Taylor admits that he was nervous in even raising the issue: “Being an older white male judge I realized I’m at a disadvantage to try to talk about this subject. I’m certainly not a fashion guru.”
In his notice, Taylor noted that “the subject of attorneys’ dress” had come up at the recent Bench/Bar Committee meeting and said:
The unanimous opinion was that the women attorneys were not being held to the same standard as the men. It was requested that the judges require all attorneys to dress professionally. . . .
I have advised some women attorneys that a jacket with sleeves below the elbow is appropriate or a professional dress equivalent.

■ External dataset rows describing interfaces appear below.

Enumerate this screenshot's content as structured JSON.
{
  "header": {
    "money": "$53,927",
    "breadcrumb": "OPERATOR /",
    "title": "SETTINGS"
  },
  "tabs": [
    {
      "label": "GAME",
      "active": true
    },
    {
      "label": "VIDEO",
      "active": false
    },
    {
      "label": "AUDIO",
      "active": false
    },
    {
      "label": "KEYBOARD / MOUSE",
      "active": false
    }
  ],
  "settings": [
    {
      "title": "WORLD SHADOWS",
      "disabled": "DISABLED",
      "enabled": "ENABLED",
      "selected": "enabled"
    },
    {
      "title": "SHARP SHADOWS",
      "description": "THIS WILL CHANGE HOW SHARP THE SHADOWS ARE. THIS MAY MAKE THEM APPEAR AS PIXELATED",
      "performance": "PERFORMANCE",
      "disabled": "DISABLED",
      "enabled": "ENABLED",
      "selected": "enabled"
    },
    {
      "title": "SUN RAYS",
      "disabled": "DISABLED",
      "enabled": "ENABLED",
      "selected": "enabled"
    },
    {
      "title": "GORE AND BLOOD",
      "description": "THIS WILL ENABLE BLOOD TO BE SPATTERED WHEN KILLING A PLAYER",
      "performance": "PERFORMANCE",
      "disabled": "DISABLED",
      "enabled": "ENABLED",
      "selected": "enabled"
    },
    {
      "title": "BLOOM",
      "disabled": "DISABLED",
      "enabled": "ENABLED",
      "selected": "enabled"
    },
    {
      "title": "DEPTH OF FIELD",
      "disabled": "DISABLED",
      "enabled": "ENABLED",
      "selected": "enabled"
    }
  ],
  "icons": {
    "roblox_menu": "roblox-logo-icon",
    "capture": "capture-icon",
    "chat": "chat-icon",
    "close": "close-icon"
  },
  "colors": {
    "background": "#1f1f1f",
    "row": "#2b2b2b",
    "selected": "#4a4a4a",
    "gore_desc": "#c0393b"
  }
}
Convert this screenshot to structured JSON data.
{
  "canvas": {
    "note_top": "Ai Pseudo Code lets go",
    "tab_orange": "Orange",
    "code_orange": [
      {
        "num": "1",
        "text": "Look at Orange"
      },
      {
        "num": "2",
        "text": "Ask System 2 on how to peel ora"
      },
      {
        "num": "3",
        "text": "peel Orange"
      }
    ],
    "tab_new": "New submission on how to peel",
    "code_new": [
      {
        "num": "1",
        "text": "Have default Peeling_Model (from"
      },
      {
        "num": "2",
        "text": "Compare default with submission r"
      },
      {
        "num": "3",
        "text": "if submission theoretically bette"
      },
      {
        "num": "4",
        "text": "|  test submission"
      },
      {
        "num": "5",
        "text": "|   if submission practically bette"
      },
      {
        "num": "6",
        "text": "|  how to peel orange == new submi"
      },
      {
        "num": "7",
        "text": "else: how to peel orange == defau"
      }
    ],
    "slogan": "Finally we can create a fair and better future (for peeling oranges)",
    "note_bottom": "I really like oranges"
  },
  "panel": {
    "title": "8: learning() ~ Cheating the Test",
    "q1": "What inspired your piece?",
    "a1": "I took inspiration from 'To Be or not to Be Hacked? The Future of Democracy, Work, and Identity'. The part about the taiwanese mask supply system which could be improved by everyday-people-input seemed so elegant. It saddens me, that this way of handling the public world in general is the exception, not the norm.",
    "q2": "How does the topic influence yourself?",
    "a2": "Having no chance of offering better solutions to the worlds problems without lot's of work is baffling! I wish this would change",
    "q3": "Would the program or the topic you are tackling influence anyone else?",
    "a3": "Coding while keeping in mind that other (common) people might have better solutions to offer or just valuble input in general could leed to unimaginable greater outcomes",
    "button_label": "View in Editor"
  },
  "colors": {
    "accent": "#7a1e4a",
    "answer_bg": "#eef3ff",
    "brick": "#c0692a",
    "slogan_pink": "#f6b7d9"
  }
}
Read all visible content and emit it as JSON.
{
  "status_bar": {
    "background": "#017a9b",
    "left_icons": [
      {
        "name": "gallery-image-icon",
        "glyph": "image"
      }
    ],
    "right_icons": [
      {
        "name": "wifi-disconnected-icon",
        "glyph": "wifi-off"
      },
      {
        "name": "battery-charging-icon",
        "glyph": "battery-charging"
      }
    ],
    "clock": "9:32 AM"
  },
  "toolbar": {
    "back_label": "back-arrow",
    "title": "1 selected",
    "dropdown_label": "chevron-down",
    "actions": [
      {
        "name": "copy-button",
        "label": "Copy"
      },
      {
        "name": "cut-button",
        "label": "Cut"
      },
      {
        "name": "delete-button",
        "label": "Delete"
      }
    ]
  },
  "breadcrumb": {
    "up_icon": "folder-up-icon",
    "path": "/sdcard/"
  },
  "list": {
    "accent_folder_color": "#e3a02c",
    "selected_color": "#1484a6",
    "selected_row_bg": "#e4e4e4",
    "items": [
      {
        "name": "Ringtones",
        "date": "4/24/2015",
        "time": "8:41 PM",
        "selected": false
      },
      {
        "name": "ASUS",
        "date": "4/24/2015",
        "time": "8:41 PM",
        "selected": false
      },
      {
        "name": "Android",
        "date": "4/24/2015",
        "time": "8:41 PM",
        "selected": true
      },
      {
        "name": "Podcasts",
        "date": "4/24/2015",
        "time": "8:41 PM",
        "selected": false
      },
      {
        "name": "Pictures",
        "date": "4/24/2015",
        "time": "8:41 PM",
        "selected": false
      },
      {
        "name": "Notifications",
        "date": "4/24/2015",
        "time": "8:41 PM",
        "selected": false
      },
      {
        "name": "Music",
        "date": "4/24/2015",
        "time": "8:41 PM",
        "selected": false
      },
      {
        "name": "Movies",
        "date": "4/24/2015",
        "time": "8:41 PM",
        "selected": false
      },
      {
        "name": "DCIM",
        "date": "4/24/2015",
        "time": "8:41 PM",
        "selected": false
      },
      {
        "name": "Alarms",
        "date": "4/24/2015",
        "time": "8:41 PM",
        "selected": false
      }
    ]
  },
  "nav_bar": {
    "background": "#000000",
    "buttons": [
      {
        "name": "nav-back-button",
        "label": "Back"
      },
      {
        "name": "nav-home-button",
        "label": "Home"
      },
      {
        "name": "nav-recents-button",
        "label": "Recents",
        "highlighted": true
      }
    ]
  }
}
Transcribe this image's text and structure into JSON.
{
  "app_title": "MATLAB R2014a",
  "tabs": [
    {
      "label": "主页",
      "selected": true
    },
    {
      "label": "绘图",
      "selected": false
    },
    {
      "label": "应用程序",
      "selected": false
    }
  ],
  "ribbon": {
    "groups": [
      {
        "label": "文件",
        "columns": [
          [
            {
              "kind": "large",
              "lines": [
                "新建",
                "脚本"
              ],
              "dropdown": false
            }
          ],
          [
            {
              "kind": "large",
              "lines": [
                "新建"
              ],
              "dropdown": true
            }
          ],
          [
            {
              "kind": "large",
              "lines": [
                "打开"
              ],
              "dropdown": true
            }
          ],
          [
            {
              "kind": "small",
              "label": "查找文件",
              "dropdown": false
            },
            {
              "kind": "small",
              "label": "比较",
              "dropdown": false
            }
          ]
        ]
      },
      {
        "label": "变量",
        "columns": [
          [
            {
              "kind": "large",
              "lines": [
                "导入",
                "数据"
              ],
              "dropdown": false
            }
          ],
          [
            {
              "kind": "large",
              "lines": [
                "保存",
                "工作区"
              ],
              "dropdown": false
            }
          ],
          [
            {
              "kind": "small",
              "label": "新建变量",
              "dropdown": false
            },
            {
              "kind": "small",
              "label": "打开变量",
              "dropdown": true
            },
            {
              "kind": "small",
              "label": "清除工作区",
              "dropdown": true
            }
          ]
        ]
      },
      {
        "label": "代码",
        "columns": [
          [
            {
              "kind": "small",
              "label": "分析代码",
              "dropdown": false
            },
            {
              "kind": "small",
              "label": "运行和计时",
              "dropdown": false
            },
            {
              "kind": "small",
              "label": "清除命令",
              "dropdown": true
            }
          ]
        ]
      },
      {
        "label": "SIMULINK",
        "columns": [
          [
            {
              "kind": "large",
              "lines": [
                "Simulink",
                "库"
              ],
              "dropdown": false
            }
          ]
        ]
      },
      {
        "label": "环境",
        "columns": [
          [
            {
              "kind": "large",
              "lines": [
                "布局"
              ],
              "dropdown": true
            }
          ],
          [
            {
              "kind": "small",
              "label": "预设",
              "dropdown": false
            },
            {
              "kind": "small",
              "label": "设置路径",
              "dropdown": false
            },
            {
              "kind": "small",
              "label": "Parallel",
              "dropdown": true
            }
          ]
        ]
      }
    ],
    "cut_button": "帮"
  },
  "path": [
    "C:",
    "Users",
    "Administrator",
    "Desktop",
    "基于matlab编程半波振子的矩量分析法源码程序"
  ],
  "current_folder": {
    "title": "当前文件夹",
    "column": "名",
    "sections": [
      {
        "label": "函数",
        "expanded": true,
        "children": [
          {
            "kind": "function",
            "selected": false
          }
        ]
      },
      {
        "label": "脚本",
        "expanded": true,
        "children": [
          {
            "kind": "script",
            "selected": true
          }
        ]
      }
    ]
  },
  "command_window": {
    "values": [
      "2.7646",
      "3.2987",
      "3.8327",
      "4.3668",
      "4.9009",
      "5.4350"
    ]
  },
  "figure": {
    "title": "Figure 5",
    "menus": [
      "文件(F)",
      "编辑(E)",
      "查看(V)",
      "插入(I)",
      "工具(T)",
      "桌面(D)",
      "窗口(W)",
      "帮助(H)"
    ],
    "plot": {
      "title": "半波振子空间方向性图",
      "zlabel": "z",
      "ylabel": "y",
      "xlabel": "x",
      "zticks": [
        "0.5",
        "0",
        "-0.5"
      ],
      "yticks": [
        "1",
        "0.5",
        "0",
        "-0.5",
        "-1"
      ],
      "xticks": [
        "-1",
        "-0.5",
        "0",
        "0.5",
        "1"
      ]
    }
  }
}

That notice raised a firestorm. Nashville-based attorney Karla Miller told USA Today that she was “slightly offended,” by the judge’s action, though she admitted to seeing female lawyers dressed unprofessionally.
I think that there does have to be some uniformity or no rule at all for lawyers. I have seen often seen female lawyers wearing sweaters, long-sleeved t-shirts, and sleeveless shirts into courts that appear more appropriate for a sporting event. Most of these cases involve pre-trial or post-trial motion hearings without a jury. Obviously most female attorneys are professional and would never wear such outfits into a courtroom. However, some do and most judges, particularly male judges, are uncomfortable to raise the issue.
Teachers have the same dilemma. I was at a recent lunch with colleagues when another professor raised his concern over telling a female student that she was dress inappropriately for a moot court competition. Another expressed the same concern over correcting how a student was speaking informally in a competition. I have heard the same concern privately from judges.
I do not see how the above instructions from the judge should be viewed as insulting or inappropriate. The problem is not simply the decorum of the courtroom but also the inimical impact on clients. Represented parties may not be in a position to object to the dress of their counsel. However, when a lawyer shows up in gym shoes or a sweater, it can create a poor impression for a judge or a jury. Both male and female colleagues will often point out such dress problems to me at the courthouse with shared dissatisfaction but no one says anything, including me. There is a fear that you will be viewed as sexist or prejudiced in some way.
What do you think should be the standard?